__TASK PROMPT__. Identify every line in the records below that contains the word "icon", and copy each of those lines.

__RECORDS SHOWN__.
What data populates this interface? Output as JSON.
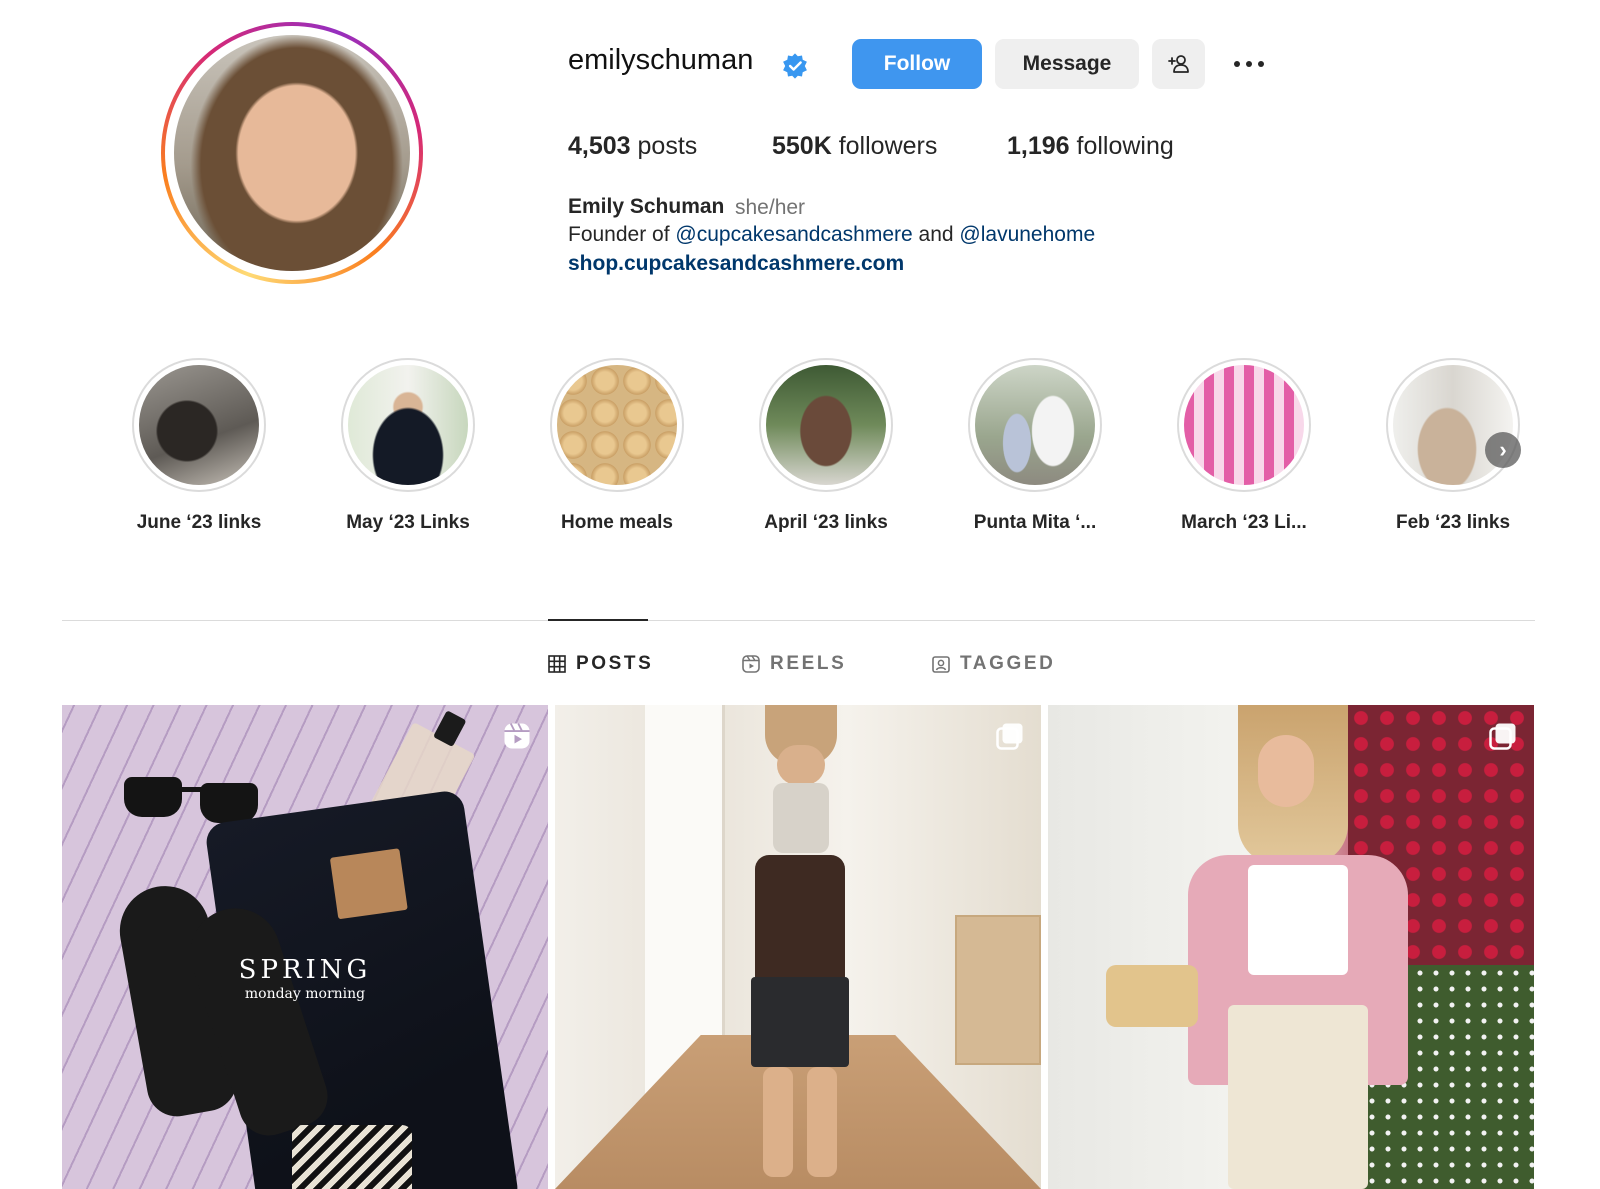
{
  "profile": {
    "username": "emilyschuman",
    "full_name": "Emily Schuman",
    "pronouns": "she/her",
    "bio_prefix": "Founder of ",
    "bio_mention_1": "@cupcakesandcashmere",
    "bio_and": " and ",
    "bio_mention_2": "@lavunehome",
    "link": "shop.cupcakesandcashmere.com",
    "verified_icon": "verified-badge-icon"
  },
  "actions": {
    "follow_label": "Follow",
    "message_label": "Message",
    "add_user_icon": "add-user-icon",
    "more_icon": "more-options-icon"
  },
  "stats": {
    "posts_count": "4,503",
    "posts_label": " posts",
    "followers_count": "550K",
    "followers_label": " followers",
    "following_count": "1,196",
    "following_label": " following"
  },
  "highlights": [
    {
      "label": "June ‘23 links"
    },
    {
      "label": "May ‘23 Links"
    },
    {
      "label": "Home meals"
    },
    {
      "label": "April ‘23 links"
    },
    {
      "label": "Punta Mita ‘..."
    },
    {
      "label": "March ‘23 Li..."
    },
    {
      "label": "Feb ‘23 links"
    }
  ],
  "tabs": [
    {
      "label": "POSTS",
      "icon": "grid-icon",
      "active": true
    },
    {
      "label": "REELS",
      "icon": "reels-icon",
      "active": false
    },
    {
      "label": "TAGGED",
      "icon": "tagged-icon",
      "active": false
    }
  ],
  "posts": [
    {
      "type": "reel",
      "overlay_title": "SPRING",
      "overlay_subtitle": "monday morning"
    },
    {
      "type": "carousel"
    },
    {
      "type": "carousel"
    }
  ],
  "colors": {
    "follow_button": "#3f96ef",
    "secondary_button": "#efefef",
    "link": "#00376b",
    "verified": "#3897f0"
  }
}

__EXPECTED OUTPUT__.
    "verified_icon": "verified-badge-icon"
    "add_user_icon": "add-user-icon",
    "more_icon": "more-options-icon"
      "icon": "grid-icon",
      "icon": "reels-icon",
      "icon": "tagged-icon",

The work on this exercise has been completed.